* Exercise requirements
Copy each line from the entries that the word "screenshot" appears in.

[Data entries]
--

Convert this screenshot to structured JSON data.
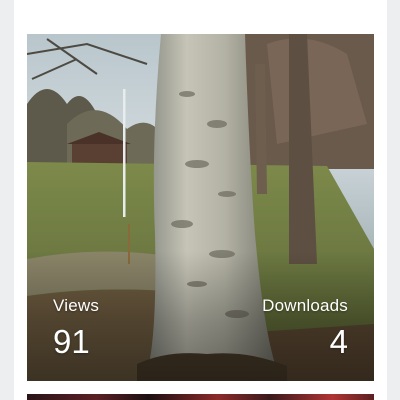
{
  "card": {
    "image_alt": "Large plane tree trunk beside a path in a park near a river",
    "stats": [
      {
        "label": "Views",
        "value": "91"
      },
      {
        "label": "Downloads",
        "value": "4"
      }
    ]
  }
}
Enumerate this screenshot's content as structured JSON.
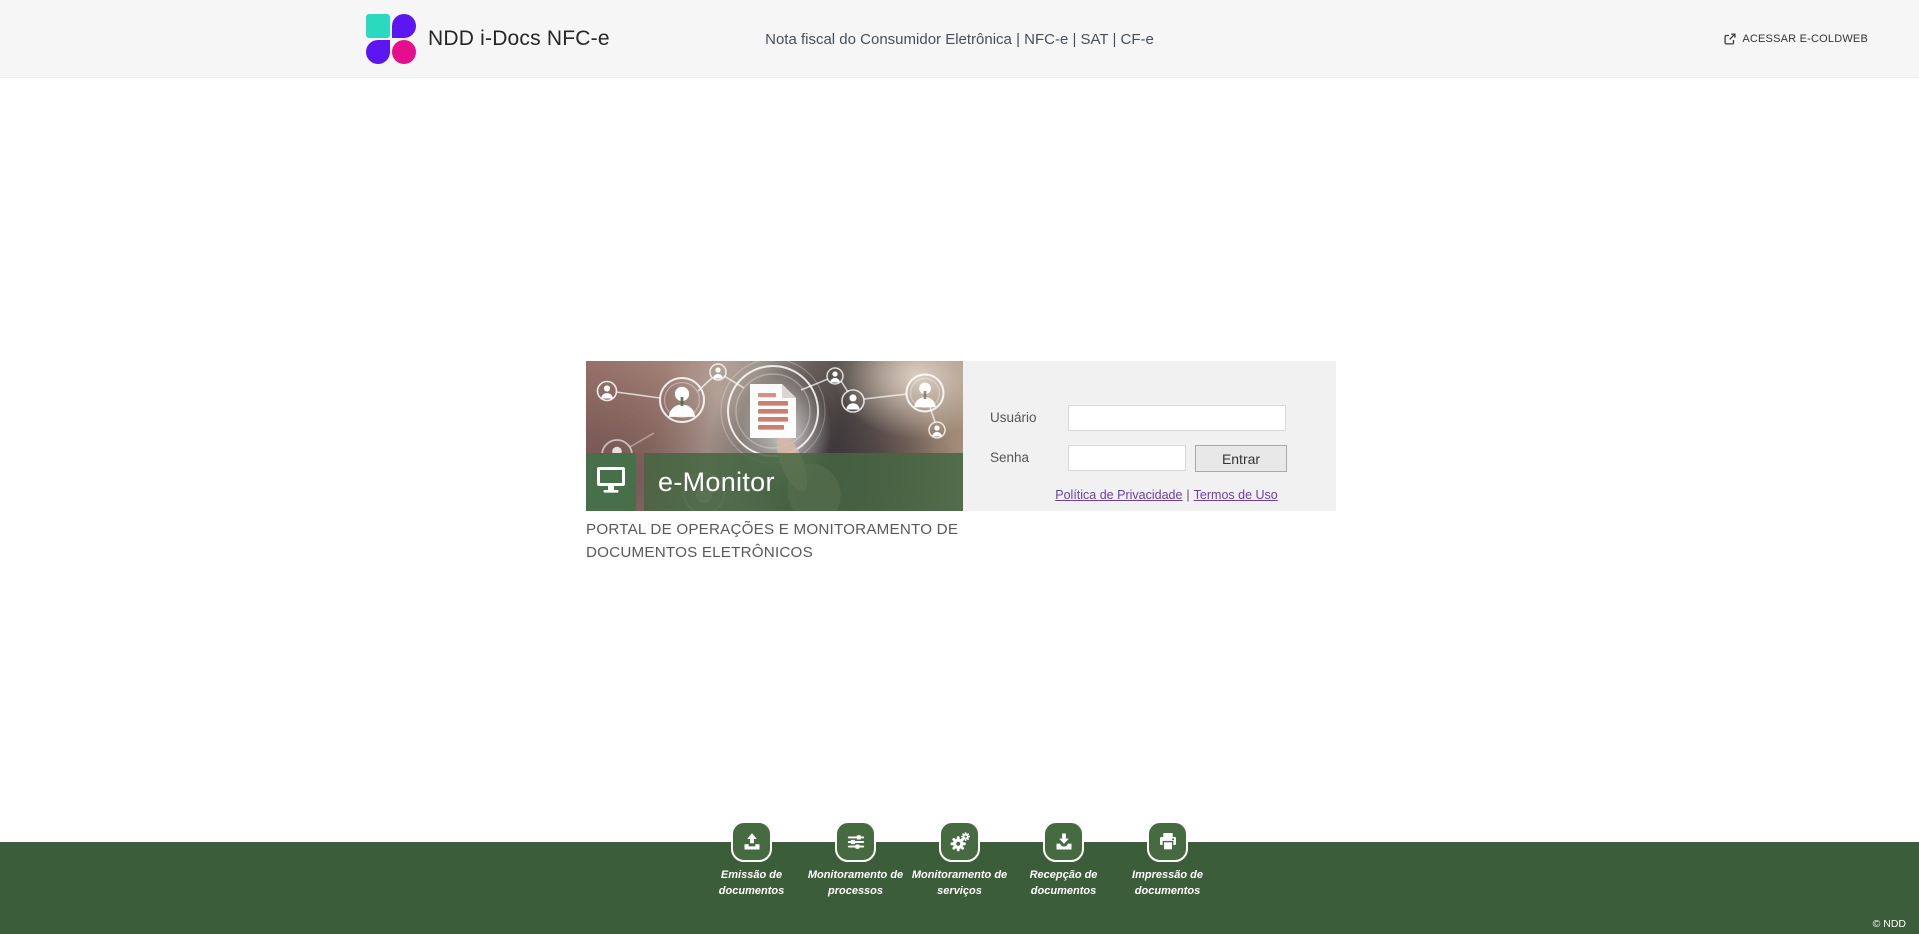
{
  "header": {
    "app_title": "NDD i-Docs NFC-e",
    "subtitle": "Nota fiscal do Consumidor Eletrônica | NFC-e | SAT | CF-e",
    "coldweb_link": "ACESSAR E-COLDWEB"
  },
  "login": {
    "banner_title": "e-Monitor",
    "caption": "PORTAL DE OPERAÇÕES E MONITORAMENTO DE DOCUMENTOS ELETRÔNICOS",
    "username_label": "Usuário",
    "username_value": "",
    "password_label": "Senha",
    "password_value": "",
    "submit_label": "Entrar",
    "privacy_link": "Política de Privacidade",
    "links_separator": "|",
    "terms_link": "Termos de Uso"
  },
  "footer": {
    "items": [
      {
        "icon": "upload-icon",
        "label": "Emissão de documentos"
      },
      {
        "icon": "sliders-icon",
        "label": "Monitoramento de processos"
      },
      {
        "icon": "gears-icon",
        "label": "Monitoramento de serviços"
      },
      {
        "icon": "download-icon",
        "label": "Recepção de documentos"
      },
      {
        "icon": "printer-icon",
        "label": "Impressão de documentos"
      }
    ],
    "copyright": "© NDD"
  },
  "colors": {
    "footer_green": "#3B5D39",
    "badge_green": "#466B41",
    "banner_green": "#47704A",
    "panel_gray": "#F1F1F1",
    "link_purple": "#6B3FA0",
    "logo_teal": "#2BD9C0",
    "logo_purple": "#5B16F2",
    "logo_pink": "#E60E8C"
  }
}
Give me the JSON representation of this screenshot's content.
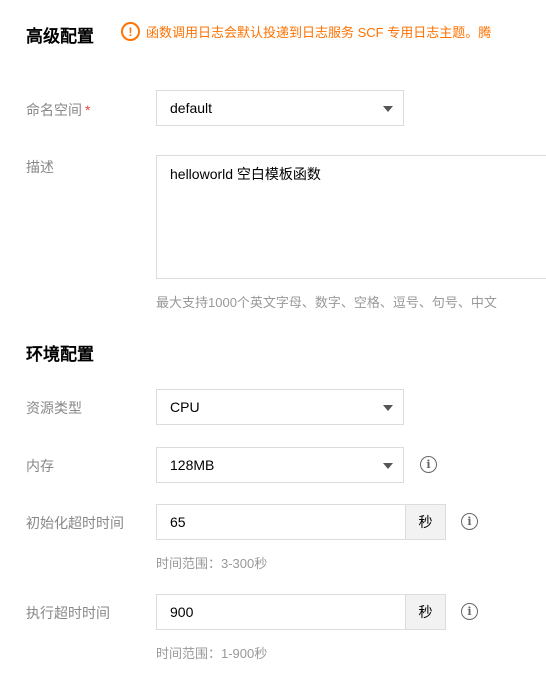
{
  "advanced": {
    "title": "高级配置",
    "notice_icon": "warning-circle-icon",
    "notice": "函数调用日志会默认投递到日志服务 SCF 专用日志主题。腾"
  },
  "namespace": {
    "label": "命名空间",
    "required_mark": "*",
    "value": "default"
  },
  "description": {
    "label": "描述",
    "value": "helloworld 空白模板函数",
    "hint": "最大支持1000个英文字母、数字、空格、逗号、句号、中文"
  },
  "environment": {
    "title": "环境配置"
  },
  "resource_type": {
    "label": "资源类型",
    "value": "CPU"
  },
  "memory": {
    "label": "内存",
    "value": "128MB"
  },
  "init_timeout": {
    "label": "初始化超时时间",
    "value": "65",
    "unit": "秒",
    "hint": "时间范围：3-300秒"
  },
  "exec_timeout": {
    "label": "执行超时时间",
    "value": "900",
    "unit": "秒",
    "hint": "时间范围：1-900秒"
  },
  "colors": {
    "warning": "#ff7200",
    "required": "#e54545",
    "label": "#888888"
  }
}
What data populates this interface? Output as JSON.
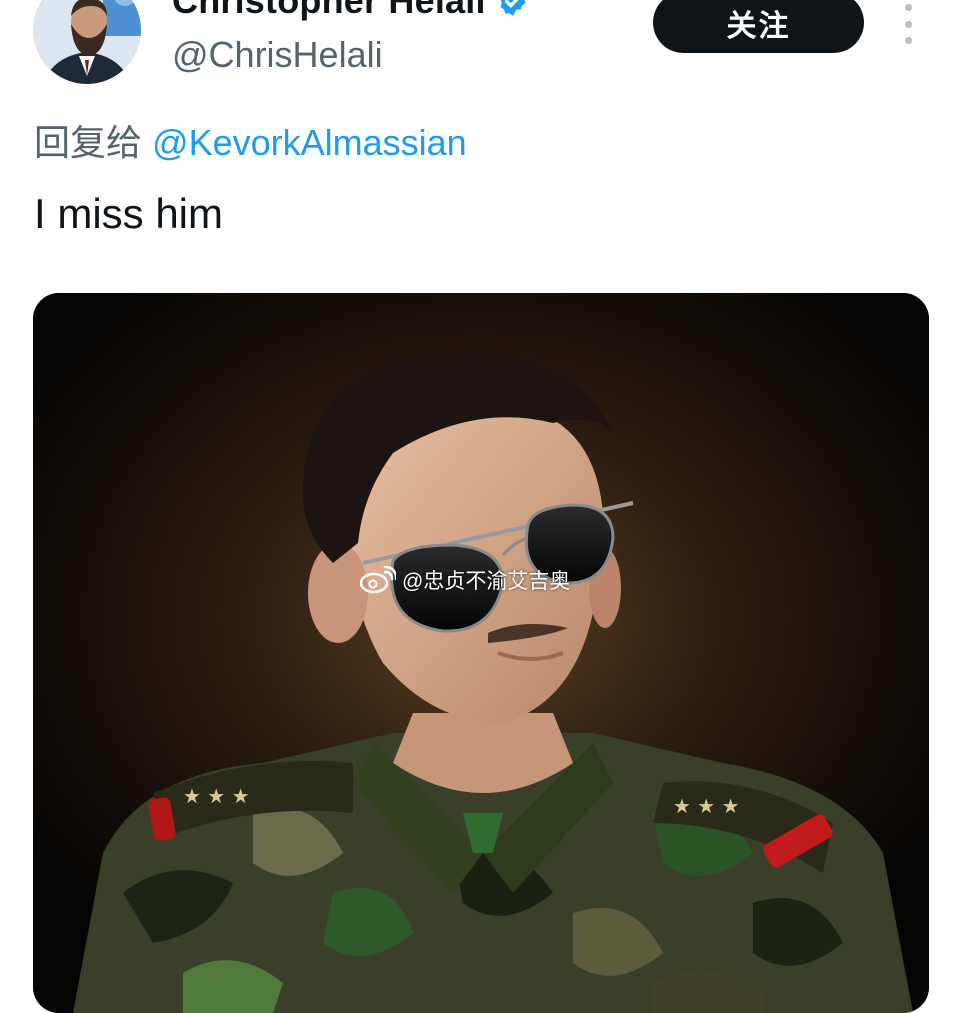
{
  "author": {
    "name": "Christopher Helali",
    "handle": "@ChrisHelali",
    "verified": true
  },
  "actions": {
    "follow_label": "关注",
    "more_icon": "more-vertical-icon"
  },
  "tweet": {
    "reply_prefix": "回复给",
    "reply_mention": "@KevorkAlmassian",
    "text": "I miss him"
  },
  "media": {
    "watermark_text": "@忠贞不渝艾吉奥",
    "watermark_icon": "weibo-icon"
  },
  "colors": {
    "link": "#1d9bf0",
    "verified": "#1d9bf0",
    "secondary_text": "#536471",
    "button_bg": "#0f1419"
  }
}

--

* Task output
Convert this screenshot to structured JSON data.
Enumerate this screenshot's content as structured JSON.
Give me the JSON representation of this screenshot's content.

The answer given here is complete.